Please restate the data exactly, from the first line to the last.

> **Supplied records**
==*==

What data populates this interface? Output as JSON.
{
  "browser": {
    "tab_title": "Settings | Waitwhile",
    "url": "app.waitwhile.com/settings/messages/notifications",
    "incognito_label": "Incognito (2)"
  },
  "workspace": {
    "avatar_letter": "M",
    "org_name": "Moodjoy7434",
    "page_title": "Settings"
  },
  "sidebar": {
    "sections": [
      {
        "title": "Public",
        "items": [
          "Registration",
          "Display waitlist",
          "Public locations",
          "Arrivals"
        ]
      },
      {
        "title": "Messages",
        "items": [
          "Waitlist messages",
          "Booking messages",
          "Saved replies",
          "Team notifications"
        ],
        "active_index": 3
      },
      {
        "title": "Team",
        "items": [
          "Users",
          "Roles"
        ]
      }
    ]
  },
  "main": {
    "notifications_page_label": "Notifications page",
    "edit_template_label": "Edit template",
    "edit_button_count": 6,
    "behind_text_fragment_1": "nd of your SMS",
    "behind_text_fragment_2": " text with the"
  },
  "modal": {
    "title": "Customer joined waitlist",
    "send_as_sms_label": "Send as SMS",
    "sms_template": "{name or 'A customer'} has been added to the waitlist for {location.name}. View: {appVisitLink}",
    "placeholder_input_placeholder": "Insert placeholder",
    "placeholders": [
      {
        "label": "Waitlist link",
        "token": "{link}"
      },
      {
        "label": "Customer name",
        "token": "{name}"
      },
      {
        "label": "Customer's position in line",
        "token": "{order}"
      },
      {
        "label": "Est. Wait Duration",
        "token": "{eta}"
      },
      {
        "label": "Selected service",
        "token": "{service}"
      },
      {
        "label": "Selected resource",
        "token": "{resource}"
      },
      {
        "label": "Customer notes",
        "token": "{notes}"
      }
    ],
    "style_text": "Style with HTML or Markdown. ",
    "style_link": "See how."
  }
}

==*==

> **Written solution**
What data populates this interface? Output as JSON.
{
  "browser": {
    "tab_title": "Settings | Waitwhile",
    "url": "app.waitwhile.com/settings/messages/notifications",
    "incognito_label": "Incognito (2)"
  },
  "workspace": {
    "avatar_letter": "M",
    "org_name": "Moodjoy7434",
    "page_title": "Settings"
  },
  "sidebar": {
    "sections": [
      {
        "title": "Public",
        "items": [
          "Registration",
          "Display waitlist",
          "Public locations",
          "Arrivals"
        ]
      },
      {
        "title": "Messages",
        "items": [
          "Waitlist messages",
          "Booking messages",
          "Saved replies",
          "Team notifications"
        ],
        "active_index": 3
      },
      {
        "title": "Team",
        "items": [
          "Users",
          "Roles"
        ]
      }
    ]
  },
  "main": {
    "notifications_page_label": "Notifications page",
    "edit_template_label": "Edit template",
    "edit_button_count": 6,
    "behind_text_fragment_1": "nd of your SMS",
    "behind_text_fragment_2": " text with the"
  },
  "modal": {
    "title": "Customer joined waitlist",
    "send_as_sms_label": "Send as SMS",
    "sms_template": "{name or 'A customer'} has been added to the waitlist for {location.name}. View: {appVisitLink}",
    "placeholder_input_placeholder": "Insert placeholder",
    "placeholders": [
      {
        "label": "Waitlist link",
        "token": "{link}"
      },
      {
        "label": "Customer name",
        "token": "{name}"
      },
      {
        "label": "Customer's position in line",
        "token": "{order}"
      },
      {
        "label": "Est. Wait Duration",
        "token": "{eta}"
      },
      {
        "label": "Selected service",
        "token": "{service}"
      },
      {
        "label": "Selected resource",
        "token": "{resource}"
      },
      {
        "label": "Customer notes",
        "token": "{notes}"
      }
    ],
    "style_text": "Style with HTML or Markdown. ",
    "style_link": "See how."
  }
}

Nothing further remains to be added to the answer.